The article was on a relatively serious subject: "How do you get your team to pay attention to the software/project status and metrics that you care about?", but one of my solutions for getting the team to pay attention was to "invent" and implement eXtreme Feedback Devices (XFDs) that would be very visible, fun, and hard to ignore.
One of these XFDs consists of a pair of Lava lamps (one green and one red) remotely connected to our build and test system in such a way that a successful build (all tests pass) turns on the green lava lamp, and a failed build (or failed tests) turns on the red one.
The original Java Lava Lamps have been glowing red and green for the past several months in our offices, and have achieved something of a cult status (e.g. they are included in Mike Clark's excellent book Pragmatic Project Automation, and have recently received a fair amount of buzz on Slashdot.com.)
The interesting thing, for me, is that something that I started as something of a joke (it was April 1st after all) actually turned out to be a very useful tool in more ways than one. Sure, I could go to our CruiseControl page to see if they build is broken, or set-up email alerts, but keeping track of the lamps (which are centrally located in our development area) is easier, faster, and gives me an ongoing view into the current status and ebb-and-flow of our build and test cycles.
If you are amused by the idea of the Java Lava Lamp and would like to build your own, you are in luck. Mike Clark just posted instructions, HW requirements, and links to the software you need on http://www.pragmaticprogrammer.com/pa/pa.html.
I can understand your position and concern, but the key is in how the idea of eXtreme Feedback is presented, interpreted, and used. Below is a note from a recent visit by Mike Clark - as you can see, in our case there is nothing condescending, or insulting, or demeaning.
Mike Clark writes: "I got an opportunity to visit Albertos project a few weeks back and witness first-hand those infamous lava lamps. You really cant miss them. When I walked in, the red lamp was bubbling. And yet the managers werent beating the programmers about the head and shoulders, as some might fear. Indeed, I didnt sense any sort of panic. What I did sense was confidence.
See, the team had learned to take the red lamp as feedback. They run an extensive battery of tests on every build and the red lamp was telling them that their tests were actually testing something. An assertion somewhere had failed the last time somebody checked in code. This is a good thing. Indeed, this is what continuous integration is all about. It becomes a bad thing when the green lamp never turns on. So they were diligently (and confidently) working to repair the build as a priority over other tasks for the day because they didnt want to work on unstable ground.
Its important to note that Albertos team is a bright group of folks building impressive products. Feedback is serious business, but theyve found a way to make it fun. They use the lava lamps to their advantage, not as gimmicks or another way for the pointy-haired manager to keep tabs on their work. And when the lamp does go red, theyre confident that it wont stay that way for long."

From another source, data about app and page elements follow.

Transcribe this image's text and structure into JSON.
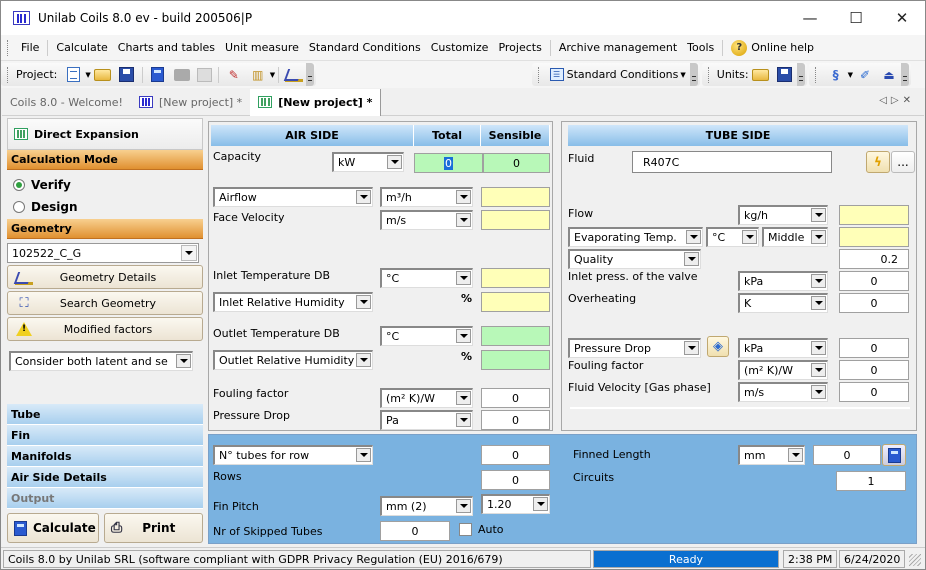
{
  "window": {
    "title": "Unilab Coils 8.0 ev - build 200506|P",
    "minimize": "—",
    "maximize": "☐",
    "close": "✕"
  },
  "menu": {
    "items": [
      "File",
      "Calculate",
      "Charts and tables",
      "Unit measure",
      "Standard Conditions",
      "Customize",
      "Projects",
      "Archive management",
      "Tools",
      "Online help"
    ]
  },
  "toolbar": {
    "project_label": "Project:",
    "standard_conditions": "Standard Conditions",
    "units_label": "Units:"
  },
  "tabs": [
    {
      "label": "Coils 8.0 - Welcome!",
      "active": false
    },
    {
      "label": "[New project] *",
      "active": false
    },
    {
      "label": "[New project] *",
      "active": true
    }
  ],
  "left_panel": {
    "header": "Direct Expansion",
    "calc_mode": {
      "title": "Calculation Mode",
      "options": [
        "Verify",
        "Design"
      ],
      "selected": "Verify"
    },
    "geometry": {
      "title": "Geometry",
      "selected": "102522_C_G",
      "buttons": [
        "Geometry Details",
        "Search Geometry",
        "Modified factors"
      ],
      "latent_option": "Consider both latent and se"
    },
    "sections": [
      "Tube",
      "Fin",
      "Manifolds",
      "Air Side Details",
      "Output"
    ],
    "calculate": "Calculate",
    "print": "Print"
  },
  "air_side": {
    "header": "AIR SIDE",
    "col_total": "Total",
    "col_sensible": "Sensible",
    "capacity": {
      "label": "Capacity",
      "unit": "kW",
      "total": "0",
      "sensible": "0"
    },
    "airflow": {
      "selector": "Airflow",
      "unit": "m³/h",
      "value": ""
    },
    "face_velocity": {
      "label": "Face Velocity",
      "unit": "m/s",
      "value": ""
    },
    "inlet_temp": {
      "label": "Inlet Temperature DB",
      "unit": "°C",
      "value": ""
    },
    "inlet_rh": {
      "selector": "Inlet Relative Humidity",
      "unit": "%",
      "value": ""
    },
    "outlet_temp": {
      "label": "Outlet Temperature DB",
      "unit": "°C",
      "value": ""
    },
    "outlet_rh": {
      "selector": "Outlet Relative Humidity",
      "unit": "%",
      "value": ""
    },
    "fouling": {
      "label": "Fouling factor",
      "unit": "(m² K)/W",
      "value": "0"
    },
    "pressure_drop": {
      "label": "Pressure Drop",
      "unit": "Pa",
      "value": "0"
    }
  },
  "tube_side": {
    "header": "TUBE SIDE",
    "fluid": {
      "label": "Fluid",
      "value": "R407C",
      "more": "..."
    },
    "flow": {
      "label": "Flow",
      "unit": "kg/h",
      "value": ""
    },
    "evap": {
      "selector": "Evaporating Temp.",
      "unit": "°C",
      "position": "Middle",
      "value": ""
    },
    "quality": {
      "selector": "Quality",
      "value": "0.2"
    },
    "inlet_press": {
      "label": "Inlet press. of the valve",
      "unit": "kPa",
      "value": "0"
    },
    "overheating": {
      "label": "Overheating",
      "unit": "K",
      "value": "0"
    },
    "pressure_drop": {
      "selector": "Pressure Drop",
      "unit": "kPa",
      "value": "0"
    },
    "fouling": {
      "label": "Fouling factor",
      "unit": "(m² K)/W",
      "value": "0"
    },
    "fluid_velocity": {
      "label": "Fluid Velocity [Gas phase]",
      "unit": "m/s",
      "value": "0"
    }
  },
  "geometry_panel": {
    "tubes_per_row": {
      "selector": "N° tubes for row",
      "value": "0"
    },
    "rows": {
      "label": "Rows",
      "value": "0"
    },
    "fin_pitch": {
      "label": "Fin Pitch",
      "unit": "mm (2)",
      "value": "1.20"
    },
    "skipped": {
      "label": "Nr of Skipped Tubes",
      "value": "0",
      "auto": "Auto",
      "auto_checked": false
    },
    "finned_length": {
      "label": "Finned Length",
      "unit": "mm",
      "value": "0"
    },
    "circuits": {
      "label": "Circuits",
      "value": "1"
    }
  },
  "status": {
    "message": "Coils 8.0 by Unilab SRL (software compliant with GDPR Privacy Regulation (EU) 2016/679)",
    "state": "Ready",
    "time": "2:38 PM",
    "date": "6/24/2020"
  }
}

When I worked at SPC (Software Publishing Corporation) almost a decade-and-a-half ago we had the build for Harvard Graphics automated and wired up to call a phone number when it failed. I think it was a pager for the unlucky person who was responsible for the build: in the days when the build took all night long, that meant a wake up call. Microsoft probably still has such things, but I've not worked on a project that takes all night long to compile in years, I'm happy to say.
Another thing a clever fellow there came up with was a very nifty system for unit testing (I don't remember if that was the terminology used at the time, though), built with lex & yacc that allowed you to ineractively script your C/C++ code and test your APIs (kind of an approximation of what you could do today with Python, Ruby, Jython, etc.).
Hi, I'm not sure if this is an XFD exactly, maybe a broud definition of the "D". But we have built a very simple module on top of cruise that, depending on the result of a build, plays a short audio sample. We have the luxury of being sound removed from people that don't want to hear it.
It is great to use another sense to get feedback, but if you do this pick your samples carefully and get lots, you can get sick of bad ones quickly ;)